Law enforcement agents in Southern California have recovered stolen trademarked plastic products with a value of $5 million over four months.
“And we are just scratching the surface” of a problem having national implications, Sgt. Nabeel Mitry, supervisor of the plastic industrial theft task force of the Los Angeles County Sheriff's Department, said in an interview.
Typically, grocery stores leave trademarked plastic pallets, milk crates, baskets, totes and trays on loading docks for vendors to pick up and return.
“Scavengers steal [plastics] from the back of the grocery stores and can fill up a box truck in a couple of hours,” Mitry said. “They take the material to a grinder where it is chopped into pieces, loaded in 2,000-pound gaylord bags and then sold to manufacturers of plastic products.”
City of Industry, Calif., Mayor David Perez said he heartily approves of the deterrence program and noted that Alta Dena Certified Dairy, Coca-Cola Co. and some pallet companies are among the victims.

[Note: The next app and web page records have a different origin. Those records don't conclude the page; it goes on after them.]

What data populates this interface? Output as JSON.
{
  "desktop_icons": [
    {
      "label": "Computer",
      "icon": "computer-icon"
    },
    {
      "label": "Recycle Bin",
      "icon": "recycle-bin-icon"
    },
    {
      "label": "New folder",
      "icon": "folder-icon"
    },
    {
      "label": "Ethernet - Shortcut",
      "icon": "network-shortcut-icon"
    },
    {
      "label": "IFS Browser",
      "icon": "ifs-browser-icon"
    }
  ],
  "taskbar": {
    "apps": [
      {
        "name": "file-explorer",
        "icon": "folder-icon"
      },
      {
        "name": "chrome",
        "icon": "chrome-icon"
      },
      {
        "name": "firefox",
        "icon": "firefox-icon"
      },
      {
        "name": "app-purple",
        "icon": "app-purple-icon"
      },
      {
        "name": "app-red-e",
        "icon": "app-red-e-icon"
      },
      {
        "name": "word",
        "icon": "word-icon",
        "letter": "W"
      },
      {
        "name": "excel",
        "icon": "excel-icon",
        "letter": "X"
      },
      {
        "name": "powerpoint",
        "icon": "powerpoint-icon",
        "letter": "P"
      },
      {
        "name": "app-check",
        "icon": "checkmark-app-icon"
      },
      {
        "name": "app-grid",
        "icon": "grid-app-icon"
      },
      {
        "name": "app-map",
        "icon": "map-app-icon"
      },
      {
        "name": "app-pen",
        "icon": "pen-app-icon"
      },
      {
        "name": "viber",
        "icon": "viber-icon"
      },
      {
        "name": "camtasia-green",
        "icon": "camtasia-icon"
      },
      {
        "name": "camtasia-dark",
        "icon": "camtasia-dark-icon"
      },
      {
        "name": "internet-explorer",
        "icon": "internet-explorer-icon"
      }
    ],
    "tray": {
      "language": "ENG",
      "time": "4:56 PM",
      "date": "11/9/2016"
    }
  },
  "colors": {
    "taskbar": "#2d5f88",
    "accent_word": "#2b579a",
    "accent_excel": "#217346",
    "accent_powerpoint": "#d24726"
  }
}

City of Industry's council authorized a pilot program in mid-2011 with two deputies and allocated $1.5 million for a one-year trial program that began Sept. 1. As supervisor, Mitry has access to four deputies. Separately, the city contracts with the county for its police services.
Among their duties, task force members also conduct checks of recycling companies for compliance with the state's business and professions code.
The task force has terminated six large illegal plastic grinding operations, inspected more than 100 businesses and arrested at least seven people on felony charges of possession of stolen property and illegal possession of trademarked plastic products.
In one case, the task force confiscated stolen pallets worth $2 million at a rented warehouse in Compton, Calif., and found 650 marijuana plants being grown on the second floor. “They were grinding enough [plastics] to fill 10 gaylords a day, about 20,000 pounds, with which they were making about $20,000 a day,” Mitry said.
Mitry said the U.S. Postal Service spends about $40 million annually to manufacture pallets at $70 each and, “of that, 75 percent is stolen.”
The task force is working with the USPS in seeking a federal indictment against one individual and asking for Internal Revenue Service assistance in the possible seizure of property and assets of several suspects.
Mitry disclosed details about two cases in southeast Los Angeles.
On Jan. 10, the task force arrested owner Regelio Casimiro, 50, and three employees of R and P Industries for possession of stolen property and illegal possession of trademarked property. The site had stacks of stolen intact trademarked plastic pallets, crates, totes and bread baskets. In addition, the team found an industrial-type plastics-grinding machine and 60 gaylord bags that were filled with plastic grind.
On Dec. 19, the task force arrested Juan Manuel Arellano, 43, president of New Horizon Plastics Inc., and two employees after recovering pallets and crates belonging to Trader Joe's Co., Anheuser-Busch InBev NV, Domino's Pizza Inc., Kroger Co. subsidiary Ralphs supermarkets, Safeway Inc. division Vons Co Inc. grocery stores and USPS at two New Horizon locations.
Pallet pooling-system operator iGPS Co. LLC of Orlando, Fla., said it owned some of the pallets at New Horizon.
“With the rising value of plastics, the theft of plastic pallets and other reusable containers is on the rise,” Al Farrell, iGPS vice president of asset management, said in a statement.
“We have actively supported and cooperated with the sheriff's task force in LA County to combat these thieves. This arrest and others like it are proving that the task-force approach is effective and serves as a model for other law enforcement agencies to adopt.”
Of the task force investigations, “a lot is clandestine” with most sites in Los Angeles or Compton, Mitry said. “We are still working on cases.”
Theft-deterrence countermeasures have met with varying success. Manufacturers, vendors and owners of plastic pallets and milk cases have branded their products, hired private investigators, used global-positioning-system tracking and inserted metal bands to impede grinding operations, the task force reports.
Perez wrote a generic letter requesting businesses to donate to a special account allowing the task force to acquire night-vision goggles and other devices and, as needed, to have members stay overnight in tracking suspects.
The task force is working with 25-30 companies, two of which each donated $10,000 in support of the program. “But in my opinion,” Mitry said, “a lot are waiting to see if it is just talk” in addressing the problem.
Mitry plans to meet with all the businesses the task force deals with in two months to tell them what has been done “and convince them that we have more than an idea.”
As Mitry noted, “we are asking them to donate pennies” in comparison to the value of the recoveries made.
During one telephone interview, Mitry was calling from San Francisco where task force members were helping a business deal with a theft problem.
Capt. Michael Claus, commander of City of Industry sheriff's station, estimated the theft of plastic trademarked products in that area exceeds $10 million annually. The task force has found documentation that domestic thefts may involve trademarked plastics worth more than $500 million annually.
Perez is adamant. “We are going to wake up the crooks.”